In the data, extract each line that holds the string "comparison".

> **Input records**:

╔══

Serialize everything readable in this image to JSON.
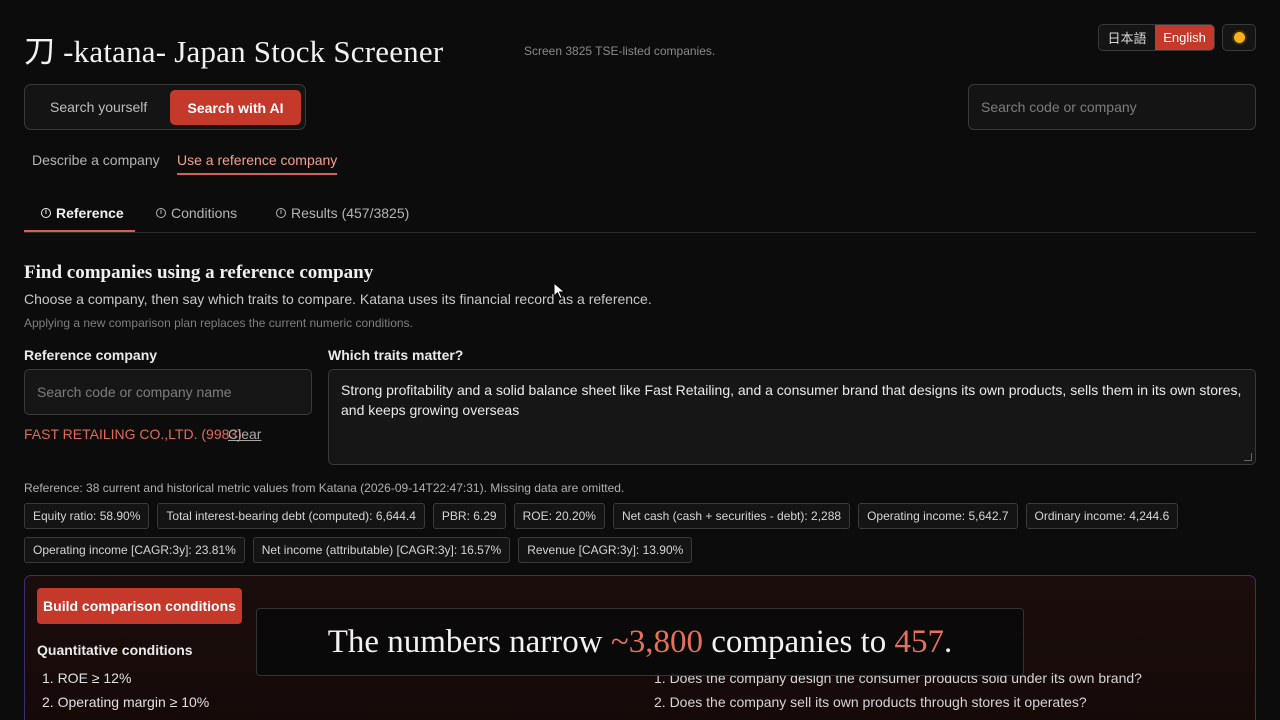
{
  "header": {
    "title": "刀 -katana- Japan Stock Screener",
    "subtitle": "Screen 3825 TSE-listed companies.",
    "lang_ja": "日本語",
    "lang_en": "English",
    "active_lang": "English",
    "theme_icon": "sun-icon"
  },
  "mode": {
    "self_label": "Search yourself",
    "ai_label": "Search with AI",
    "active": "Search with AI"
  },
  "search": {
    "placeholder": "Search code or company"
  },
  "subtabs": {
    "describe": "Describe a company",
    "reference": "Use a reference company",
    "active": "Use a reference company"
  },
  "steps": {
    "reference": "Reference",
    "conditions": "Conditions",
    "results": "Results (457/3825)",
    "active": "Reference"
  },
  "section": {
    "title": "Find companies using a reference company",
    "description": "Choose a company, then say which traits to compare. Katana uses its financial record as a reference.",
    "note": "Applying a new comparison plan replaces the current numeric conditions."
  },
  "reference": {
    "label": "Reference company",
    "placeholder": "Search code or company name",
    "selected": "FAST RETAILING CO.,LTD. (9983)",
    "clear": "Clear"
  },
  "traits": {
    "label": "Which traits matter?",
    "value": "Strong profitability and a solid balance sheet like Fast Retailing, and a consumer brand that designs its own products, sells them in its own stores, and keeps growing overseas"
  },
  "reference_meta": "Reference: 38 current and historical metric values from Katana (2026-09-14T22:47:31). Missing data are omitted.",
  "metrics": [
    "Equity ratio: 58.90%",
    "Total interest-bearing debt (computed): 6,644.4",
    "PBR: 6.29",
    "ROE: 20.20%",
    "Net cash (cash + securities - debt): 2,288",
    "Operating income: 5,642.7",
    "Ordinary income: 4,244.6",
    "Operating income [CAGR:3y]: 23.81%",
    "Net income (attributable) [CAGR:3y]: 16.57%",
    "Revenue [CAGR:3y]: 13.90%"
  ],
  "build": {
    "button": "Build comparison conditions",
    "quant_title": "Quantitative conditions",
    "quant_items": [
      "1. ROE ≥ 12%",
      "2. Operating margin ≥ 10%"
    ],
    "qual_items": [
      "1. Does the company design the consumer products sold under its own brand?",
      "2. Does the company sell its own products through stores it operates?"
    ]
  },
  "caption": {
    "before": "The numbers narrow ",
    "highlight_1": "~3,800",
    "middle": " companies to ",
    "highlight_2": "457",
    "after": "."
  },
  "colors": {
    "accent": "#c5392b",
    "accent_text": "#e36a55",
    "background": "#0c0c0d"
  }
}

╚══

> **Worked solution**:
    "note": "Applying a new comparison plan replaces the current numeric conditions."
    "button": "Build comparison conditions",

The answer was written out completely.